• If the words in a statute are unambiguous, no help is derived from the long title.
• Long title is a part of a statute. However, it cannot override plain or clear meaning from
• In Fisher v. Raven 1964 AC 210 (HL)
• Interpretation of the words ‘obtained credit’ in Section 13(1) of the Debtor’s Act, 1869
• The House of Lords looked at the long title of the Act which reads ‘An Act for the
Abolition of Imprisonment for Debt, for the punishment of fraudulent debtors, and for
other purposes’ and held that the words refer to credit for the payment of money.
• In Poppatlal Shah v. State of Madras, AIR 1953 SC 274- the title of the Madras
General Sales Tax, 1939, was utilised to indicate that the object of the Act is to impose
taxes on sales that take place within the province.
• In Re Kerala Education bill 1959 1 SCR 995, the Supreme Court held that the policy
and purpose may be deduced from the long title and the preamble.
LIMITATIONS OF TITLE AS INTERNAL AIDS TO INTERPRETATION
• Title has no role to play where the words employed in the language are plain and precise
and bear only one meaning.
• Title can be called in aid only when there is an ambiguity in the language giving rise to
• Title cannot prevail over the clear meaning of an enactment.
• Title cannot be used to narrow down or restrict the plain meaning of the language of the
4. • It expresses the scope, object and purpose of the Act more comprehensively than the
• The preamble may depict the ground and the cause of making a statute and the evil which
is sought to be remedied by it.
• For e.g. the Preamble of the Indian Penal Code, 1860, is “Whereas it is expedient to
provide a general Penal Code for India; it is enacted as follows”.
When preamble can be referred:
• When wording gives rise to doubts or where the words or phrase has more than one
meaning. Hence, the preamble can be referred only when the language of the statute is
• It does not override the plain provision of the Act.
• In Kashi Prasad v. State AIR 1950 All 732, the Court held that even though the
preamble cannot be used to defeat the enacting clauses of a statute, it can be treated for
the interpretation of the statute.
• Another important example is found in Kesavananda Bharati v. State of Kerala, AIR

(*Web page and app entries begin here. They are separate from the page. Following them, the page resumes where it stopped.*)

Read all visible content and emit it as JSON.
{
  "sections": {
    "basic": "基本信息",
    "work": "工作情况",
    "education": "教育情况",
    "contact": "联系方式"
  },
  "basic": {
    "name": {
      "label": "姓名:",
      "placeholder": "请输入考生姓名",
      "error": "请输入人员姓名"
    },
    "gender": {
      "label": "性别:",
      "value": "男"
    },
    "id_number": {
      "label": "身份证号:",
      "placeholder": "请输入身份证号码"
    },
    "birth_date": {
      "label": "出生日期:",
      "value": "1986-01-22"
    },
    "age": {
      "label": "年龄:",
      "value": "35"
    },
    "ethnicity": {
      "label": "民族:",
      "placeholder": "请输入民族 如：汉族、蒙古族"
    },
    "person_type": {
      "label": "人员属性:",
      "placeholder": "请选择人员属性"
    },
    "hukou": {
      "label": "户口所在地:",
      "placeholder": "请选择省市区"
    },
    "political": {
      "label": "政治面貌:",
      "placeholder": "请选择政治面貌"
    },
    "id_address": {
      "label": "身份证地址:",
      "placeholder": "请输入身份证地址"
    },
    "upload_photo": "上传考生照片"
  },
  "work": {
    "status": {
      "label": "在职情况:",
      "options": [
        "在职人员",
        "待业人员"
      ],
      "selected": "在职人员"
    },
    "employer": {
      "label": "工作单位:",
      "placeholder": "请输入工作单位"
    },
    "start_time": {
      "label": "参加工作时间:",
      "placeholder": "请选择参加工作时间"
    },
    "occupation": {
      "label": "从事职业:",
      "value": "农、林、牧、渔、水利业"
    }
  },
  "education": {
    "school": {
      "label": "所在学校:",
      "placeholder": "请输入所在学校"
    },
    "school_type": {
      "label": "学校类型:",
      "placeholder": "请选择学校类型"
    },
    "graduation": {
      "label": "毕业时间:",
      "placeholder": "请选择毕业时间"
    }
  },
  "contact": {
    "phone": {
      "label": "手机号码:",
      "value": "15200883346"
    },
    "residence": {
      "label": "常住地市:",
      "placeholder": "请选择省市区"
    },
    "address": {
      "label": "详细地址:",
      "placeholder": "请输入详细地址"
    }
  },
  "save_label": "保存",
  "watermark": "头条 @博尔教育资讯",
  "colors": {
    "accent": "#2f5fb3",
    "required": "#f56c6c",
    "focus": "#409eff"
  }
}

1973 SC 1461– wherein the apex court strongly relied on the Preamble to the
Constitution of India in reaching a conclusion that the power of the Parliament to amend
the constitution under Article 368 was not unlimited and did not enable the Parliament to
alter the Basic Structure of the Constitution.
• In A.C. Sharma v. Delhi Administration AIR 1973 SC 913
• In this case, the appellant challenged his conviction under Section 5 of the Prevention of
Corruption Act, 1947.
• His main ground was that after the establishment of the Delhi Special Police
Establishment, the anti-corruption department of the Delhi Police has ceased to have
power of investigating bribery cases because the preamble of the Delhi Special Police
Establishment Act, 1946 pointed out to this effect.
• The court, however, held that no preamble can interfere with clear and unambiguous
words of a statue.
• Section 3 of the Delhi Special Police Establishment, 1946 empowered the Delhi Special
Police also to investigate such cases.